TASK DETAILS —
All of the entries below should be copied exactly as they appear.

[Start of section]

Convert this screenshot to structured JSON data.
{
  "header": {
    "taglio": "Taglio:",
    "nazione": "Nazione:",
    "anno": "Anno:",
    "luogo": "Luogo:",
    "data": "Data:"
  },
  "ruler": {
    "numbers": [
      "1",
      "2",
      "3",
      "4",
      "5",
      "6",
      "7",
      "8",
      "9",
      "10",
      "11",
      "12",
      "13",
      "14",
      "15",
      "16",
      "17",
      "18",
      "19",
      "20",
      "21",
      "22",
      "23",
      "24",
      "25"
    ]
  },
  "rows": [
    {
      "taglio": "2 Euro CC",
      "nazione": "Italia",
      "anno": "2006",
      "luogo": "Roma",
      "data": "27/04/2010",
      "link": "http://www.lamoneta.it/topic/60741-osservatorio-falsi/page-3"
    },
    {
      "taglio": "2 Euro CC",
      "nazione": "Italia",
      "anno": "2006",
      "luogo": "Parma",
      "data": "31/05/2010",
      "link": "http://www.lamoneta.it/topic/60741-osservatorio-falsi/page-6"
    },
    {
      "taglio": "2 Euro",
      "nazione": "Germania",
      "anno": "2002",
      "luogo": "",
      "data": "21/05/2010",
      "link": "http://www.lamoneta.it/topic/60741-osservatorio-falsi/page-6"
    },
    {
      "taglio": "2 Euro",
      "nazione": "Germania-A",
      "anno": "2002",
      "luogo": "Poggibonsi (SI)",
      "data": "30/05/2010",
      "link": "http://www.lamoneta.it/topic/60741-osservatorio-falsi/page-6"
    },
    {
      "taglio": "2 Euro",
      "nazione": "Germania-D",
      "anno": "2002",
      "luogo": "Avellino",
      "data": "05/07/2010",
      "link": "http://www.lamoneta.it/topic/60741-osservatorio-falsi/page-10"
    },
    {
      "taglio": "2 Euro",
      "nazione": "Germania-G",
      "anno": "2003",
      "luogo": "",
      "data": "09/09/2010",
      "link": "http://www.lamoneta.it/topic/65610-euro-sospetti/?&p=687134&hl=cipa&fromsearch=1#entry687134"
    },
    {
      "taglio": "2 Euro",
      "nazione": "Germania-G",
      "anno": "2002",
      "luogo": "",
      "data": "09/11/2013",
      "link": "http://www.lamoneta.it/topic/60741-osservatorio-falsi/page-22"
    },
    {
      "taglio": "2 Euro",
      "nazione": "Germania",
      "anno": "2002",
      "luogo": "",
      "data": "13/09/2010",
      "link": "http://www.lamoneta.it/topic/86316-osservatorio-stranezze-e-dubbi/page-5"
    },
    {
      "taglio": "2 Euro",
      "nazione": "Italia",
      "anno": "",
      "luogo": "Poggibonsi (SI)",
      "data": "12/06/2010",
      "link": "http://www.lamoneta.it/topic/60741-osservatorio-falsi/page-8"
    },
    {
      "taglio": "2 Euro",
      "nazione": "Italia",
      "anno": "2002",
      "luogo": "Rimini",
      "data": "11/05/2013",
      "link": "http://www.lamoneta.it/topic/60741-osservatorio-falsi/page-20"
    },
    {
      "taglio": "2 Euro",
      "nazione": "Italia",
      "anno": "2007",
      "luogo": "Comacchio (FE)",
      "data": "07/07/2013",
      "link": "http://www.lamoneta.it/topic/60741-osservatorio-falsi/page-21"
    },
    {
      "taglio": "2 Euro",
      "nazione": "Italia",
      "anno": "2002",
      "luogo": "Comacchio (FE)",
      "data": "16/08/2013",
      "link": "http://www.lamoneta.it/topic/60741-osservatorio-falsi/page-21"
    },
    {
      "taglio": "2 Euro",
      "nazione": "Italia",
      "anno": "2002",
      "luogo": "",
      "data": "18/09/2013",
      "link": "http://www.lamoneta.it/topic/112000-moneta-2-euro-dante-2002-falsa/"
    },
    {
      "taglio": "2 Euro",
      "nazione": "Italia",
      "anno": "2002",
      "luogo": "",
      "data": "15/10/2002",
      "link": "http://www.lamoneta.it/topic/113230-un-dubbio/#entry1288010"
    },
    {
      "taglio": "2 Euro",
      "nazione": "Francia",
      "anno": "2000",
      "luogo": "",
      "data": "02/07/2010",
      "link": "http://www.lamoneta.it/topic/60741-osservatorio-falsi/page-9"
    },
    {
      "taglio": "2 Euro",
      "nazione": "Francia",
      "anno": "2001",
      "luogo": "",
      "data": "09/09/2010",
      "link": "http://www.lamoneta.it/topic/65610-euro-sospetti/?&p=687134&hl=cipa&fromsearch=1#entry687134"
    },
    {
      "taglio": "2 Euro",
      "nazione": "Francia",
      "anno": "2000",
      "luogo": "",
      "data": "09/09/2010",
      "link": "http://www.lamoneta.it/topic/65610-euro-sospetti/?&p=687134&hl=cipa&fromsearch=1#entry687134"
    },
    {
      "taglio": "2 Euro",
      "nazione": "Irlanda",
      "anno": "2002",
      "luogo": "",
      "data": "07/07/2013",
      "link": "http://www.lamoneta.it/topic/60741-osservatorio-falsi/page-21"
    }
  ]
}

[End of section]

EXPECTED ANSWER —
Convert this screenshot to structured JSON data.
{
  "header": {
    "taglio": "Taglio:",
    "nazione": "Nazione:",
    "anno": "Anno:",
    "luogo": "Luogo:",
    "data": "Data:"
  },
  "ruler": {
    "numbers": [
      "1",
      "2",
      "3",
      "4",
      "5",
      "6",
      "7",
      "8",
      "9",
      "10",
      "11",
      "12",
      "13",
      "14",
      "15",
      "16",
      "17",
      "18",
      "19",
      "20",
      "21",
      "22",
      "23",
      "24",
      "25"
    ]
  },
  "rows": [
    {
      "taglio": "2 Euro CC",
      "nazione": "Italia",
      "anno": "2006",
      "luogo": "Roma",
      "data": "27/04/2010",
      "link": "http://www.lamoneta.it/topic/60741-osservatorio-falsi/page-3"
    },
    {
      "taglio": "2 Euro CC",
      "nazione": "Italia",
      "anno": "2006",
      "luogo": "Parma",
      "data": "31/05/2010",
      "link": "http://www.lamoneta.it/topic/60741-osservatorio-falsi/page-6"
    },
    {
      "taglio": "2 Euro",
      "nazione": "Germania",
      "anno": "2002",
      "luogo": "",
      "data": "21/05/2010",
      "link": "http://www.lamoneta.it/topic/60741-osservatorio-falsi/page-6"
    },
    {
      "taglio": "2 Euro",
      "nazione": "Germania-A",
      "anno": "2002",
      "luogo": "Poggibonsi (SI)",
      "data": "30/05/2010",
      "link": "http://www.lamoneta.it/topic/60741-osservatorio-falsi/page-6"
    },
    {
      "taglio": "2 Euro",
      "nazione": "Germania-D",
      "anno": "2002",
      "luogo": "Avellino",
      "data": "05/07/2010",
      "link": "http://www.lamoneta.it/topic/60741-osservatorio-falsi/page-10"
    },
    {
      "taglio": "2 Euro",
      "nazione": "Germania-G",
      "anno": "2003",
      "luogo": "",
      "data": "09/09/2010",
      "link": "http://www.lamoneta.it/topic/65610-euro-sospetti/?&p=687134&hl=cipa&fromsearch=1#entry687134"
    },
    {
      "taglio": "2 Euro",
      "nazione": "Germania-G",
      "anno": "2002",
      "luogo": "",
      "data": "09/11/2013",
      "link": "http://www.lamoneta.it/topic/60741-osservatorio-falsi/page-22"
    },
    {
      "taglio": "2 Euro",
      "nazione": "Germania",
      "anno": "2002",
      "luogo": "",
      "data": "13/09/2010",
      "link": "http://www.lamoneta.it/topic/86316-osservatorio-stranezze-e-dubbi/page-5"
    },
    {
      "taglio": "2 Euro",
      "nazione": "Italia",
      "anno": "",
      "luogo": "Poggibonsi (SI)",
      "data": "12/06/2010",
      "link": "http://www.lamoneta.it/topic/60741-osservatorio-falsi/page-8"
    },
    {
      "taglio": "2 Euro",
      "nazione": "Italia",
      "anno": "2002",
      "luogo": "Rimini",
      "data": "11/05/2013",
      "link": "http://www.lamoneta.it/topic/60741-osservatorio-falsi/page-20"
    },
    {
      "taglio": "2 Euro",
      "nazione": "Italia",
      "anno": "2007",
      "luogo": "Comacchio (FE)",
      "data": "07/07/2013",
      "link": "http://www.lamoneta.it/topic/60741-osservatorio-falsi/page-21"
    },
    {
      "taglio": "2 Euro",
      "nazione": "Italia",
      "anno": "2002",
      "luogo": "Comacchio (FE)",
      "data": "16/08/2013",
      "link": "http://www.lamoneta.it/topic/60741-osservatorio-falsi/page-21"
    },
    {
      "taglio": "2 Euro",
      "nazione": "Italia",
      "anno": "2002",
      "luogo": "",
      "data": "18/09/2013",
      "link": "http://www.lamoneta.it/topic/112000-moneta-2-euro-dante-2002-falsa/"
    },
    {
      "taglio": "2 Euro",
      "nazione": "Italia",
      "anno": "2002",
      "luogo": "",
      "data": "15/10/2002",
      "link": "http://www.lamoneta.it/topic/113230-un-dubbio/#entry1288010"
    },
    {
      "taglio": "2 Euro",
      "nazione": "Francia",
      "anno": "2000",
      "luogo": "",
      "data": "02/07/2010",
      "link": "http://www.lamoneta.it/topic/60741-osservatorio-falsi/page-9"
    },
    {
      "taglio": "2 Euro",
      "nazione": "Francia",
      "anno": "2001",
      "luogo": "",
      "data": "09/09/2010",
      "link": "http://www.lamoneta.it/topic/65610-euro-sospetti/?&p=687134&hl=cipa&fromsearch=1#entry687134"
    },
    {
      "taglio": "2 Euro",
      "nazione": "Francia",
      "anno": "2000",
      "luogo": "",
      "data": "09/09/2010",
      "link": "http://www.lamoneta.it/topic/65610-euro-sospetti/?&p=687134&hl=cipa&fromsearch=1#entry687134"
    },
    {
      "taglio": "2 Euro",
      "nazione": "Irlanda",
      "anno": "2002",
      "luogo": "",
      "data": "07/07/2013",
      "link": "http://www.lamoneta.it/topic/60741-osservatorio-falsi/page-21"
    }
  ]
}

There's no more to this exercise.